The airports that score badly for remote working

At the other end of the scale, the research also revealed the least popular airports in the world.
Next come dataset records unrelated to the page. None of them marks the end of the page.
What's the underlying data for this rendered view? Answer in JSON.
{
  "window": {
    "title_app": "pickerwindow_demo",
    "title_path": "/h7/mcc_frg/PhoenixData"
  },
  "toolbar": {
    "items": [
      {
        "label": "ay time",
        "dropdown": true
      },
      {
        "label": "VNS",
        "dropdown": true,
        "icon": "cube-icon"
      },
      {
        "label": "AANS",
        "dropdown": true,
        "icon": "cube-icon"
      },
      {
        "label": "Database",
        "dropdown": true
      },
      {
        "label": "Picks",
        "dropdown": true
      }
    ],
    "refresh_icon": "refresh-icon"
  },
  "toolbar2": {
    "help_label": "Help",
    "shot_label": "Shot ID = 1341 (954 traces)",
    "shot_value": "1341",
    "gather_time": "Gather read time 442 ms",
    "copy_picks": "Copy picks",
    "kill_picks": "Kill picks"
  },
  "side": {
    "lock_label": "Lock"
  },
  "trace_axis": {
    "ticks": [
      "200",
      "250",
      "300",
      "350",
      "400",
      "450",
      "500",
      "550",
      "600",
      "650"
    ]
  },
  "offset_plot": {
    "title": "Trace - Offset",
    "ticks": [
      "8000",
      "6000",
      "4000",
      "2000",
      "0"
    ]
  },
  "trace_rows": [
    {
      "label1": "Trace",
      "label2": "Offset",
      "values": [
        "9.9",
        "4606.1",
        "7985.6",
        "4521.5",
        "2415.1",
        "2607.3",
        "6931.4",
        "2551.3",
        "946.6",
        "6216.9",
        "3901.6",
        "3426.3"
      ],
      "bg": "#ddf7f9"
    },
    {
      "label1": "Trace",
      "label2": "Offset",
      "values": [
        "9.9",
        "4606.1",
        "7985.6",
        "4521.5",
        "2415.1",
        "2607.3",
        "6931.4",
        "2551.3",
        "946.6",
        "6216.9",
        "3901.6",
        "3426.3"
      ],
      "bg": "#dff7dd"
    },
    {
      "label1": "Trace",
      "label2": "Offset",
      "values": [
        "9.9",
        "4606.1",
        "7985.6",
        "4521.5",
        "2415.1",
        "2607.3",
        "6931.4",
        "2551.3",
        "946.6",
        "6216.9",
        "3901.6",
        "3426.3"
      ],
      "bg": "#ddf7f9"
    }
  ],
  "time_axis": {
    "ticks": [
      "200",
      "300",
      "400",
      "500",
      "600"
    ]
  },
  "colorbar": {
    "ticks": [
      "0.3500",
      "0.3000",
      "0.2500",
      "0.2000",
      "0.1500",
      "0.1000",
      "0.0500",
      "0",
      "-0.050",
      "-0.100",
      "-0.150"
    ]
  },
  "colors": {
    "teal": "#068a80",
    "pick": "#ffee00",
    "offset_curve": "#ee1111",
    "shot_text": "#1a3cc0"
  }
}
Amongst the top 36 best airports for remote working, London Gatwick stood out as least popular one with an overall score of 0.6 out of 10. Atlanta International is almost as unpopular as London Gatwick, With a score of 0.9.

Unsurprisingly, these two airports also scored poorly for remote working, both making an appearance in the bottom ten of the airports surveyed.

Barcelona-El Prat also fares badly for remote working and is the only airport on the list without free Wi-Fi access in its lounges, making keeping up-to-date with work emails a challenge.

Jason Downes, Managing Director at PowWowNow explains the importance of airports offering a good environment to work in:

“More and more people have to travel for work, which is why it’s so important to be able to work on the go. This is even more apparent at airports, where most passengers wait a couple of hours for their flights, it makes sense to make use of that time to finish off work.

“If you’re a constant business traveller, look out for the less busy airports which offer comfortable areas where you are able to work, with a free WiFi connection and a good quality of service.”